The Albanian Riviera
Scenic stretches of sand, hillside olive and citrus groves, a warm Mediterranean climate and ample dining and accommodation options characterize the Albanian Riviera. The region along the northeast Ionian Sea is a popular tourist destination, although with much smaller crowds than elsewhere in the Mediterranean. Numerous villages and towns dot the coast, among them Himara with its lovely Old Town, and Palasë, a gateway to Llongara National Park.
Just outside Sarandë, one of the bigger cities on the Albanian Riviera, is the UNESCO World Heritage Site of Butrint. The site was inhabited from 50,000 B.C. until the 19th century A.D., and it holds the remains of ancient Greek, Roman, Byzantine and Venetian cities. UNESCO calls it “a microcosm of Mediterranean history,” where highlights include a Greek theater, a ninth-century basilica and a Roman mosaic floor.
Another beloved destination in the Riviera is Vlorë, notable as the place where Albania declared its independence from the Ottomans in 1912. Attractions include the Museum of Independence, Kaninë Castle, the 16th-century Muradie Mosque and the spectacular Bay of Vlorë.
Berat and Gjirokastra
Berat and Gjirokastra, two ancient cities in southern Albania, are inscribed together as a UNESCO World Heritage Site. Both old towns are a photographer’s dream, where impressive architecture has settled over many centuries into the natural landscape. Berat boasts some of the finest Ottoman-era buildings still to stand, along with numerous Byzantine churches and the 13th-century Kala Castle. In Gjirokastra, two-story houses built in the 17th century represent a unique style of Balkan architecture. The town also features a bazaar along with historic churches and mosques.
The Albanian Alps
The lofty, often snow-capped Albanian Alps are also known as the Accursed Mountains, but don’t let that worry you. The mountain region in the northwest of Albania gives visitors a lot to love, including hiking trails, picturesque lakes and waterfalls, mountain villages and a handful of ancient cities.
Shkroda, a gateway to the Albanian Alps, is one of the oldest cities in Europe. A top attraction there is the storied Rozafa Castle, with the ruins of both an ancient church and mosque on its grounds.
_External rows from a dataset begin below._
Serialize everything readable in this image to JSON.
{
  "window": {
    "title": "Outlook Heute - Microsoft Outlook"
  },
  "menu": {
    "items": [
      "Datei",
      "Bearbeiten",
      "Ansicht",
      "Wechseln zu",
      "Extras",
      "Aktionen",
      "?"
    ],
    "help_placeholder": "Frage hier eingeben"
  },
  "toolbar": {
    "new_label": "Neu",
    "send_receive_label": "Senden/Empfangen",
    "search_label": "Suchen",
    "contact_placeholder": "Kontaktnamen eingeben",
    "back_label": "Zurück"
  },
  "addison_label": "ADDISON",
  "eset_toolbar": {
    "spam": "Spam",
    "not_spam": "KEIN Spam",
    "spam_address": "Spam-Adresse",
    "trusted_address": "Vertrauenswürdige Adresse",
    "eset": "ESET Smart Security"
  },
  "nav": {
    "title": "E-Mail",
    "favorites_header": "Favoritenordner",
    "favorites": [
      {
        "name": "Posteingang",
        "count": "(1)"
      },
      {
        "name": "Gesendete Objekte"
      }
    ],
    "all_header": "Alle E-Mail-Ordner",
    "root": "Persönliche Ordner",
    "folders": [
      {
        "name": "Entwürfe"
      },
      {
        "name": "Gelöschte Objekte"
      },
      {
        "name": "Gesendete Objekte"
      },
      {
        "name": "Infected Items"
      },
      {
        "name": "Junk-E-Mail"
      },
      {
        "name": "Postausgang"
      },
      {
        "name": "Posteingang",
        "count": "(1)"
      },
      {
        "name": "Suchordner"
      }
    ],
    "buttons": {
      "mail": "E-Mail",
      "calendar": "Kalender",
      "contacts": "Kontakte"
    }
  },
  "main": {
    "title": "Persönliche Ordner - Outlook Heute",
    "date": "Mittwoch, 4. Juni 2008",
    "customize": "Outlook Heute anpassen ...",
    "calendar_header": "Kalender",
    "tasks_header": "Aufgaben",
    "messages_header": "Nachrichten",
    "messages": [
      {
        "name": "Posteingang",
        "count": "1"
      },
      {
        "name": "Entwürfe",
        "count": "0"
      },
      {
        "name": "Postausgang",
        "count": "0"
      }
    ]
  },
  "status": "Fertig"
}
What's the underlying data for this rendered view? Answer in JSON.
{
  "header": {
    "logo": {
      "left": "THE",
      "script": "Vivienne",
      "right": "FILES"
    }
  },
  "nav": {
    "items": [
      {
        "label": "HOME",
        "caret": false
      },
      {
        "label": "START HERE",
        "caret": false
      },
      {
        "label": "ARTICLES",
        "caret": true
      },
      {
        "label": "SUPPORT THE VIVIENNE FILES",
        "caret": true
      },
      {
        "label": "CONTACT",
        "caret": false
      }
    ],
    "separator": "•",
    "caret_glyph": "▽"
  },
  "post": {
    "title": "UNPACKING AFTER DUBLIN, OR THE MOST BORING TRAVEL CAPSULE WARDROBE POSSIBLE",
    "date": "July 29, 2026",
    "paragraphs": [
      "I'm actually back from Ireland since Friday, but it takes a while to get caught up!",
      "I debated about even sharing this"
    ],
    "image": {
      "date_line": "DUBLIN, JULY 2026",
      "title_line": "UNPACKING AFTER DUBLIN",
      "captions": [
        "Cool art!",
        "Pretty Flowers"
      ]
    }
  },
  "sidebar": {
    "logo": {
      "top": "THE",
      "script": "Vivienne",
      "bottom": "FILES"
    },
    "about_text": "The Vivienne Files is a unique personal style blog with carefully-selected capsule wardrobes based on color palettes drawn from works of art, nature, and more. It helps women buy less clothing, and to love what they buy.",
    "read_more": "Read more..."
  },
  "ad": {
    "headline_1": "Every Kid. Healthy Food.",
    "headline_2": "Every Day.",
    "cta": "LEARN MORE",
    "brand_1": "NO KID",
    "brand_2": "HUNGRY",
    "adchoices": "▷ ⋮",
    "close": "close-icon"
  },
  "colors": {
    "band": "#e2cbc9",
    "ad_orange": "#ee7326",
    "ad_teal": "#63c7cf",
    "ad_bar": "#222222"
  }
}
From Shkodra you can take a cable car to Theth. The mountain village in the heart of Theth National Park is a delightful destination with waterfalls, hiking trails and old stone buildings to admire.
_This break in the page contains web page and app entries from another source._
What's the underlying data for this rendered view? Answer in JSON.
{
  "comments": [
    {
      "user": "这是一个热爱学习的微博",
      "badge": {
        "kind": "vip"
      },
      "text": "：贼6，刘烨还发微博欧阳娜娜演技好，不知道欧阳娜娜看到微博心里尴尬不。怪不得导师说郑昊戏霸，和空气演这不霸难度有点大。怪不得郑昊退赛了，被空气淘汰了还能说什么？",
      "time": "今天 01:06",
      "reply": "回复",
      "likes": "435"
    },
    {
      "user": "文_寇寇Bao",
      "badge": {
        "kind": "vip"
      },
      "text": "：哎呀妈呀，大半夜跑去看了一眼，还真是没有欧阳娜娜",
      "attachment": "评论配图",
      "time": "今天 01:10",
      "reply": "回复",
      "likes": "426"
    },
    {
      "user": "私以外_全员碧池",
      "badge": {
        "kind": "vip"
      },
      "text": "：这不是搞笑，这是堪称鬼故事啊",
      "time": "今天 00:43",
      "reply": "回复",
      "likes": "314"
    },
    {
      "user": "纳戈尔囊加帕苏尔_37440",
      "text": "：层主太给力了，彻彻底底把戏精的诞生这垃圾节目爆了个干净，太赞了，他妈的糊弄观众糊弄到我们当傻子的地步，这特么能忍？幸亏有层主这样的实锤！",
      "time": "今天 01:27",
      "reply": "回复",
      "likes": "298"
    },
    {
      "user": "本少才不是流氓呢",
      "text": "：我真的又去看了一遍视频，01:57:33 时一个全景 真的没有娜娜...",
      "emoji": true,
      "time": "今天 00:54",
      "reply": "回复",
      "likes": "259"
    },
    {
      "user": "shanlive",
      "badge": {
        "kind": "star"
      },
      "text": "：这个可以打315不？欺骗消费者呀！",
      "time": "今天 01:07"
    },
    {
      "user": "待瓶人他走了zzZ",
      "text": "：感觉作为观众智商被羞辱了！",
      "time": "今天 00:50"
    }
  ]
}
The medieval town of Krujë is famous in Albania. It’s as a former capital and also the center of national hero Skanderbeg’s rebellion against the Ottoman Empire. Explore that tumultuous period at the city’s Skanderbeg Museum, located inside Krujë Castle. The city also offers a traditional bazaar and fantastic views of the Adriatic Sea.
Lake Ohrid, shared between Albania and North Macedonia, is another UNESCO World Heritage Site. It’s one of the oldest and deepest lakes in Europe and a habitat for hundreds of rare and endemic species. The huge lake’s shores are partly a nature reserve and otherwise dotted with villages and resort towns. The main hub on the Albanian side is the city of Pogradec, where Pogradec Castle and the nearby Illyrian Royal Tombs are both worth a visit.
Will you be adding Albania to your must-see destinations list? Let us know!
Dreaming of European vacations? Take a look at our other stories about visiting Europe.